two young men, and although we do get to know a lot of their inner thoughts, especially as they are coming terms with their respective isolated positions, I felt we could have been told more about them as people. What are they doing with themselves nowadays, for example? Do they still talk to one another? Overall, recommended – but make sure you’re wrapped up warm! 106 minutes long. Video available in April 2004, price = £10.39 on amazon.co.uk
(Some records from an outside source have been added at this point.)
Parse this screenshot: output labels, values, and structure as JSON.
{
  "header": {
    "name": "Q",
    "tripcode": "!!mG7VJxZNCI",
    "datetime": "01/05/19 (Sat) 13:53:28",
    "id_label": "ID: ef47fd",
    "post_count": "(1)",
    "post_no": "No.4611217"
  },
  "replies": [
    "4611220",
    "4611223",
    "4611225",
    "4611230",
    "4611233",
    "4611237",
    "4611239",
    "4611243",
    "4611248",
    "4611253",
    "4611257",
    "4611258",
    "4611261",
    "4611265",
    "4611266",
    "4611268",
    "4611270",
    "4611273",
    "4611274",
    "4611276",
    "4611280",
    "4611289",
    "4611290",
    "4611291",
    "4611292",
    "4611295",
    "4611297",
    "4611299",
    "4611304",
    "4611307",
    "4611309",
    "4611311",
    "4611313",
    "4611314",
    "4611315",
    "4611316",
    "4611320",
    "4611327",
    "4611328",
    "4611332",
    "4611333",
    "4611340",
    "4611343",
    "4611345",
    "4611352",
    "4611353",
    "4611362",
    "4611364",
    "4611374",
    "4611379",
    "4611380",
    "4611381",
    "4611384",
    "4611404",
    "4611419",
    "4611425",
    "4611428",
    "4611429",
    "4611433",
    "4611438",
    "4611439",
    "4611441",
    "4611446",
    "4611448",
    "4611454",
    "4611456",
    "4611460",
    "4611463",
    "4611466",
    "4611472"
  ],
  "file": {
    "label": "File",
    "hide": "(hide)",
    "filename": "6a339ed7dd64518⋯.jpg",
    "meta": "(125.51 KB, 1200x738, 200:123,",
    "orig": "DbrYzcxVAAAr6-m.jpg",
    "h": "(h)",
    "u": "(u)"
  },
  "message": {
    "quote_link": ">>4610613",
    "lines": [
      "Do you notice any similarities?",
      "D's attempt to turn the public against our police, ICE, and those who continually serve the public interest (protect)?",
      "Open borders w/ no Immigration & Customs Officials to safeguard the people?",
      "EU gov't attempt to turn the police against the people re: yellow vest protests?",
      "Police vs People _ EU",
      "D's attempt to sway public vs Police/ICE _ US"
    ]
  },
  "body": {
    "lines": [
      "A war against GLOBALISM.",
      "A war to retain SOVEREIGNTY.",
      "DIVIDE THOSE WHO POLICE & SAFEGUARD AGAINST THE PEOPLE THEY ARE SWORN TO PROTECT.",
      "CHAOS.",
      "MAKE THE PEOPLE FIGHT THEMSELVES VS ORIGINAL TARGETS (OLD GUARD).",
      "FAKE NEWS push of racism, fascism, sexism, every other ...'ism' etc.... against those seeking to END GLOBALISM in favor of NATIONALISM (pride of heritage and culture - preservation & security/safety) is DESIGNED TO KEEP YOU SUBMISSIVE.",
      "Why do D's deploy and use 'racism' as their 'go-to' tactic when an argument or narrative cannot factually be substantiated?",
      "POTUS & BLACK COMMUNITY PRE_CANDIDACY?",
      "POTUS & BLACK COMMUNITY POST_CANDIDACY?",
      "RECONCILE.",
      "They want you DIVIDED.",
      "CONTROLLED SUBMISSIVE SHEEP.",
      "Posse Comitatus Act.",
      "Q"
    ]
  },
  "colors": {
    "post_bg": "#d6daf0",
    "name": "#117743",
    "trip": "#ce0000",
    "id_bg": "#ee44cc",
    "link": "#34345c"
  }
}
A gripping, harrowing true-life story told with real skill, Touching The Void is one of the finest documentaries of recent years. It mixes in recreations of real life events with interviews, building up a head of tension that makes it hard to turn your eyes away from. The story itself centres on two British mountain climbers by the name of Joe Simpson and Simon Yates. They head off to the Andes to climb Siula Grande, yet some way into the expedition, Joe Simpson falls and breaks his leg. At this stage hes still attached to the support rope of Simon Yates, who struggles to bear his weight, and faces an impossible choice between continuing to hang on and face certain death, or cutting the rope and sending his friend plummeting down the side of the mountain. Not only is this an extraordinary story, but its one that Touching The Void tells exceptionally well, with a focus and skill that rightly attracted the interest of award-givers. That those involved in the real-life adventure are telling you the story adds a real weight to the film, and director Kevin Macdonald--he who was behind the Oscar-winning One Day In September--weaves it all together quite brilliantly. An unforgettable piece of cinema for many reasons, Touching The Void is an extraordinary telling of an extraordinary tale, and one that simply demands to be seen. Do make sure you see it. --Simon Brew